Page and application data records:

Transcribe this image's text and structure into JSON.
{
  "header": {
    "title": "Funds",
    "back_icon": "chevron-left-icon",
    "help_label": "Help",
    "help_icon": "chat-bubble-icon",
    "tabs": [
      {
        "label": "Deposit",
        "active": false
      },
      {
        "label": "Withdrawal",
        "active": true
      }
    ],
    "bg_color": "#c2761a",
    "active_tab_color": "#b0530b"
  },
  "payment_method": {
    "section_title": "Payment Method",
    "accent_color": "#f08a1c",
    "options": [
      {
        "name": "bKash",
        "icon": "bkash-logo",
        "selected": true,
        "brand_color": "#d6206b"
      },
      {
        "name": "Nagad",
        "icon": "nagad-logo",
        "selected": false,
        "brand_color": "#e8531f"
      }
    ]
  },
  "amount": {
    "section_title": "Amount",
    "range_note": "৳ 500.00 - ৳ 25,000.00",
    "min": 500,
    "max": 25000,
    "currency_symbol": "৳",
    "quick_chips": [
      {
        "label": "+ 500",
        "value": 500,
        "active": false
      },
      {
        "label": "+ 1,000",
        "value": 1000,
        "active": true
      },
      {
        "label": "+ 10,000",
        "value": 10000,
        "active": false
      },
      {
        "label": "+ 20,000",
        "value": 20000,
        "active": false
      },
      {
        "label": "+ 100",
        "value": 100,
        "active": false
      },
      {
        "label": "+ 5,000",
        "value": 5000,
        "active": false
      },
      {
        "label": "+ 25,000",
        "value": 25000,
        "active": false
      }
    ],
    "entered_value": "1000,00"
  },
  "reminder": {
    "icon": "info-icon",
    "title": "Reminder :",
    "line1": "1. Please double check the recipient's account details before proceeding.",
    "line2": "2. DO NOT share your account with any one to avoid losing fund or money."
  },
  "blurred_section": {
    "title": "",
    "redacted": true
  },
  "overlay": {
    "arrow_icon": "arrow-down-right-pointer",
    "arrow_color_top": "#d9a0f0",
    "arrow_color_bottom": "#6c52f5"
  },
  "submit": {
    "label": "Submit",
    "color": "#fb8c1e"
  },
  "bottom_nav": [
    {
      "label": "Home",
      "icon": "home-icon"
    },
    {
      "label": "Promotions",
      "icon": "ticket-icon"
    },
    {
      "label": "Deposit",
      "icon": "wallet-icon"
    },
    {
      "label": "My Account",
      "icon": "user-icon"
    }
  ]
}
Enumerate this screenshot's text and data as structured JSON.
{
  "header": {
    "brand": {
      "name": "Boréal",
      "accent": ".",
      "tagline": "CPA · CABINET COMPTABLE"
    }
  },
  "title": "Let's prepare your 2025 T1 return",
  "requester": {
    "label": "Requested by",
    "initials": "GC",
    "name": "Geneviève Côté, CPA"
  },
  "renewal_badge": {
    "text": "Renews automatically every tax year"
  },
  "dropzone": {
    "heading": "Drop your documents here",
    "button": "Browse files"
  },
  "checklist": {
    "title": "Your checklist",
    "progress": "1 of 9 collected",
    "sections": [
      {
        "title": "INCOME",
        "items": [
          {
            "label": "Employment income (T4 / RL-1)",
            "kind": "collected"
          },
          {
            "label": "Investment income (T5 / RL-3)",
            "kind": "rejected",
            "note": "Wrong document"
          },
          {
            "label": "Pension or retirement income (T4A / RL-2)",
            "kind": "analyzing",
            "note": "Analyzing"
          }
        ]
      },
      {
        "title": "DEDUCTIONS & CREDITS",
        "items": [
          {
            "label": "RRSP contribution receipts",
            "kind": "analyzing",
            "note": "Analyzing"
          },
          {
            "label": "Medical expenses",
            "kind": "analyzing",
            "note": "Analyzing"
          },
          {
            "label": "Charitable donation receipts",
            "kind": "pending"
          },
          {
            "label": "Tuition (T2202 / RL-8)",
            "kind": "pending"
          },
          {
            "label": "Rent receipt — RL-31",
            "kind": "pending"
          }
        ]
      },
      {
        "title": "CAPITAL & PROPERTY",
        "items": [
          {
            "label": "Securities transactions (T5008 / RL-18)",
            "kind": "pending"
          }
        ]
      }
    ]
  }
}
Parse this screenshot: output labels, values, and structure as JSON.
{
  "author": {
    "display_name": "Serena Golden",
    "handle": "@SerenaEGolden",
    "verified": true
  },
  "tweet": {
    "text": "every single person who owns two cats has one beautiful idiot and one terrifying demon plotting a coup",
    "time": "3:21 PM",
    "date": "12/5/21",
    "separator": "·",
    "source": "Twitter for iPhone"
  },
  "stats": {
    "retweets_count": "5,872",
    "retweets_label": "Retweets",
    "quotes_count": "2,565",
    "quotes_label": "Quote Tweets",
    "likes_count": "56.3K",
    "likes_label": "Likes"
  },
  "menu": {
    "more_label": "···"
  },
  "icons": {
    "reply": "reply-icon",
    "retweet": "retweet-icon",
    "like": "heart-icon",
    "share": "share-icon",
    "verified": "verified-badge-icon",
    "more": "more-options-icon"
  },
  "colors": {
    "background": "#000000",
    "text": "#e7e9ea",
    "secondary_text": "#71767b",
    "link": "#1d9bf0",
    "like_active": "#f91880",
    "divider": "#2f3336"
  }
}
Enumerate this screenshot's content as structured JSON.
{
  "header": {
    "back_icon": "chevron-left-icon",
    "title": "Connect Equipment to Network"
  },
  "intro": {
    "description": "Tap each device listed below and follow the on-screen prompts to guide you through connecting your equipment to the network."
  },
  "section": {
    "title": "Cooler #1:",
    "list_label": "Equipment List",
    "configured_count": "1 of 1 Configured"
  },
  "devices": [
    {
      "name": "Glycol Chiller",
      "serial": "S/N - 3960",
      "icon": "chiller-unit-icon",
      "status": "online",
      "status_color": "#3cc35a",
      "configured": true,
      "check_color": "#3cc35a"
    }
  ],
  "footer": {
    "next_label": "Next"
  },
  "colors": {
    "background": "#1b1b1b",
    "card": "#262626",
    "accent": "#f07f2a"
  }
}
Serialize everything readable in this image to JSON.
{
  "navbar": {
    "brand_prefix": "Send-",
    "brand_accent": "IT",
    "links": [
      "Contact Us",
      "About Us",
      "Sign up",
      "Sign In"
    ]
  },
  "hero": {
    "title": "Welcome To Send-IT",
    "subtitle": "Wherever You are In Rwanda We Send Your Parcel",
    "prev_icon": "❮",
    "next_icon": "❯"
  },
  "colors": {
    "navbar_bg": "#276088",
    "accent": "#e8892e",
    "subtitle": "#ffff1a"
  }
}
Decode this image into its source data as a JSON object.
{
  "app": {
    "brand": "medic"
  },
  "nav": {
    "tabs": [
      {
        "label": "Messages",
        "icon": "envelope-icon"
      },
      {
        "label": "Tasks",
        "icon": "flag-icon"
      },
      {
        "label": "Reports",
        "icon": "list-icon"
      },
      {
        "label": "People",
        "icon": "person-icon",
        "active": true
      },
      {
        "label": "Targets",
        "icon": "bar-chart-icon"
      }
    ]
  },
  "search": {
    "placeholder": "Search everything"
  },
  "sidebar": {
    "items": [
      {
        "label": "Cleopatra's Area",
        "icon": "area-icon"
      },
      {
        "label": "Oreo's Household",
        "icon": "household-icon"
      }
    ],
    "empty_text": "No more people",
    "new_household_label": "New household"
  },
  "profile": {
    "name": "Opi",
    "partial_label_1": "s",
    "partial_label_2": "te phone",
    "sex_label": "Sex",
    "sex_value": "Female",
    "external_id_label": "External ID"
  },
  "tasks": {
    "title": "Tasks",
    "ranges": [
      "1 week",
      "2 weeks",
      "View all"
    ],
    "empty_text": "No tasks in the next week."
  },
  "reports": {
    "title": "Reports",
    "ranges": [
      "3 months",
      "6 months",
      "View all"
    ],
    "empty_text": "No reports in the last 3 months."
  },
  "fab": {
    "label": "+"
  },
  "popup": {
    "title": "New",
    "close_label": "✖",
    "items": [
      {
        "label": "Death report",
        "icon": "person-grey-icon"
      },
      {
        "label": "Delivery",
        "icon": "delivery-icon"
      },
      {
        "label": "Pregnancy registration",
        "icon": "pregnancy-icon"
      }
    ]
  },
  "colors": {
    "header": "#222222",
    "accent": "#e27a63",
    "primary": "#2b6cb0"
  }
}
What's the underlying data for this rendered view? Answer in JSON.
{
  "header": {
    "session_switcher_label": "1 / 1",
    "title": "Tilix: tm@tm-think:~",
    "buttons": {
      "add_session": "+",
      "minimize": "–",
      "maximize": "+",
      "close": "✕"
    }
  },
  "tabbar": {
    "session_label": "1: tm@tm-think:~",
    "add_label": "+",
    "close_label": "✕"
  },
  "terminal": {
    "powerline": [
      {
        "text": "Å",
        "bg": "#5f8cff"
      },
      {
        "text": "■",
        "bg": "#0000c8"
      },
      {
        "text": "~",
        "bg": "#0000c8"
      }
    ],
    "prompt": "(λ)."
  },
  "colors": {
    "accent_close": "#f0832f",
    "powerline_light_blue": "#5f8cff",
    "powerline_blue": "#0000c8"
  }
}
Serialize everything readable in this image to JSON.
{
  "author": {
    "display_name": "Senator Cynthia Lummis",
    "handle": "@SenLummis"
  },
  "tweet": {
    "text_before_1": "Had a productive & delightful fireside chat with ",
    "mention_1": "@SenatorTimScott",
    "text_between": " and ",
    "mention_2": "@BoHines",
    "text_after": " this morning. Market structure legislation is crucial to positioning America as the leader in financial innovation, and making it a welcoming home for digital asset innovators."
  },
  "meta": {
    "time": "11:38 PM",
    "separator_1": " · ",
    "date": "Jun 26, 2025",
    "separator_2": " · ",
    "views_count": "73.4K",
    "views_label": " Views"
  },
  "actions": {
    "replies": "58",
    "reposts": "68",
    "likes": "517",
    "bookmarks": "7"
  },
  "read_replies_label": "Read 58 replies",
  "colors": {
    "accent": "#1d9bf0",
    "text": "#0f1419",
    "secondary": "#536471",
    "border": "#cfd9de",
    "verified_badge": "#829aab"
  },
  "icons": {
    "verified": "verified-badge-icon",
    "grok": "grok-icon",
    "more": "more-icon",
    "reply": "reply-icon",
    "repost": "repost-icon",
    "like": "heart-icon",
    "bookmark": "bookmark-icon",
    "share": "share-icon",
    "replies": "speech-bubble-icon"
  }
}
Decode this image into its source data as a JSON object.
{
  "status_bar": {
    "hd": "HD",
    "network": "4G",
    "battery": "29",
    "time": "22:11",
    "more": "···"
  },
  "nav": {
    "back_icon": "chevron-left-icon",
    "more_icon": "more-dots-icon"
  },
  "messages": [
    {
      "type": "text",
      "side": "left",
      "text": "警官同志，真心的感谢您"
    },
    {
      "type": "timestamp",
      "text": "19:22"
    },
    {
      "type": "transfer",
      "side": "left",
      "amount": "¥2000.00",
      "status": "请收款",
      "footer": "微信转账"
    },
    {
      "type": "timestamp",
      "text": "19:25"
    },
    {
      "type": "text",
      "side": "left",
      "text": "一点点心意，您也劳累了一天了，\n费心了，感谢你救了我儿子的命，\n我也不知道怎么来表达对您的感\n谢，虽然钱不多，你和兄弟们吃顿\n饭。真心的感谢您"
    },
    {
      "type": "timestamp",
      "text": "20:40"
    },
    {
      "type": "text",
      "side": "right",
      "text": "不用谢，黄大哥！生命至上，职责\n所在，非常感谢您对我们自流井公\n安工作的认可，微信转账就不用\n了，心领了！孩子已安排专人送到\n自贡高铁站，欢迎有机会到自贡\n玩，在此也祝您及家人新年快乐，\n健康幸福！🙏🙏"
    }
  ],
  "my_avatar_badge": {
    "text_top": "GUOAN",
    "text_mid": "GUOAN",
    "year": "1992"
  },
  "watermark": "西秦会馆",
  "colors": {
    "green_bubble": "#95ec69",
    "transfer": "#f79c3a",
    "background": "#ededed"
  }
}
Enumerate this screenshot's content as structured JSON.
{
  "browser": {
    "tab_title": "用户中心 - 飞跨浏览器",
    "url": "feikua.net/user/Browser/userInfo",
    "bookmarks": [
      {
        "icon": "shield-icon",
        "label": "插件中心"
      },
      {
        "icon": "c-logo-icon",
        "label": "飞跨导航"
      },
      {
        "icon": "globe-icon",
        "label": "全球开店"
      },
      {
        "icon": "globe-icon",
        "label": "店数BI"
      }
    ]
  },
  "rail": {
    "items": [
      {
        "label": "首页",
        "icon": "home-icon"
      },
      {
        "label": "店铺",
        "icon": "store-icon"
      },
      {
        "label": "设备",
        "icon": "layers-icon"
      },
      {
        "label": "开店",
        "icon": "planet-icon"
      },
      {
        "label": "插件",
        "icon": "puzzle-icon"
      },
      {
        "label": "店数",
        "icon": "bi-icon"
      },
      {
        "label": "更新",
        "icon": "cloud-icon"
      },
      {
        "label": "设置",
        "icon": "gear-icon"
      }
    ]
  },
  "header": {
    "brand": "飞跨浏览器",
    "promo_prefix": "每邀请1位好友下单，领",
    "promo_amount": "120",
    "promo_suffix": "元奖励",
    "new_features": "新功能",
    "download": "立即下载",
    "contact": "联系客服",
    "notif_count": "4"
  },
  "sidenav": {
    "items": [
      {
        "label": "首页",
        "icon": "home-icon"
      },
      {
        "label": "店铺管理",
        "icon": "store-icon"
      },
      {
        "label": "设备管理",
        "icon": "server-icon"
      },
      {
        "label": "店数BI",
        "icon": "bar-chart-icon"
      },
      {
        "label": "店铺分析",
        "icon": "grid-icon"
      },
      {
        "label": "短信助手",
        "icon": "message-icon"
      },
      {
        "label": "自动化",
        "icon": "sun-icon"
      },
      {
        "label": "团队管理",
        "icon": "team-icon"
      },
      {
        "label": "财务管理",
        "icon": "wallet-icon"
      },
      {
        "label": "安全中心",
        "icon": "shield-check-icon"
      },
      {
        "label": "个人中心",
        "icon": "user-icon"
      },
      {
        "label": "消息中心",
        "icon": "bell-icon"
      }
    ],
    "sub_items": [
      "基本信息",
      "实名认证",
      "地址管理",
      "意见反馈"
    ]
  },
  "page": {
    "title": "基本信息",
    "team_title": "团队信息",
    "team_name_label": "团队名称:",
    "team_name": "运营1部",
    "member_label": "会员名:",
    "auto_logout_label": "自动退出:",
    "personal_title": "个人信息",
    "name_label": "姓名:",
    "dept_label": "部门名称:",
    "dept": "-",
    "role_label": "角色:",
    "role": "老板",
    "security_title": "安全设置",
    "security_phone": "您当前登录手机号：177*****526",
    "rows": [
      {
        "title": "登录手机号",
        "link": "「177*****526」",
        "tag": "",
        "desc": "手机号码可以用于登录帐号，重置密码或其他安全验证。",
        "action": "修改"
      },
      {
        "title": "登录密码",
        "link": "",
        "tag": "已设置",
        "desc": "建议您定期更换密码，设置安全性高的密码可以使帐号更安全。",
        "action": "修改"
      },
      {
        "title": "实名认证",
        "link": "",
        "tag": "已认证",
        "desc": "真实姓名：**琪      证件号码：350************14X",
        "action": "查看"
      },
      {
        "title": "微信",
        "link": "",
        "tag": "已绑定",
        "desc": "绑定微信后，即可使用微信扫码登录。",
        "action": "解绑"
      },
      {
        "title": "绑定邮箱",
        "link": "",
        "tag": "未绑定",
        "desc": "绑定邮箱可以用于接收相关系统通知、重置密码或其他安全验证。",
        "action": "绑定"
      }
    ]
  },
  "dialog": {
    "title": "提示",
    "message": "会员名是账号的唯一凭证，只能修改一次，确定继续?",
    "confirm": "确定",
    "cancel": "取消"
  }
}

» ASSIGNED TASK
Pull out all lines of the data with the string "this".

» TASK ANSWER
Transcribe this image's text and structure into JSON.
Enumerate this screenshot's text and data as structured JSON.
Parse this screenshot: output labels, values, and structure as JSON.
Enumerate this screenshot's content as structured JSON.
Serialize everything readable in this image to JSON.
Decode this image into its source data as a JSON object.
What's the underlying data for this rendered view? Answer in JSON.
Serialize everything readable in this image to JSON.
    "text_after": " this morning. Market structure legislation is crucial to positioning America as the leader in financial innovation, and making it a welcoming home for digital asset innovators."
Decode this image into its source data as a JSON object.
Enumerate this screenshot's content as structured JSON.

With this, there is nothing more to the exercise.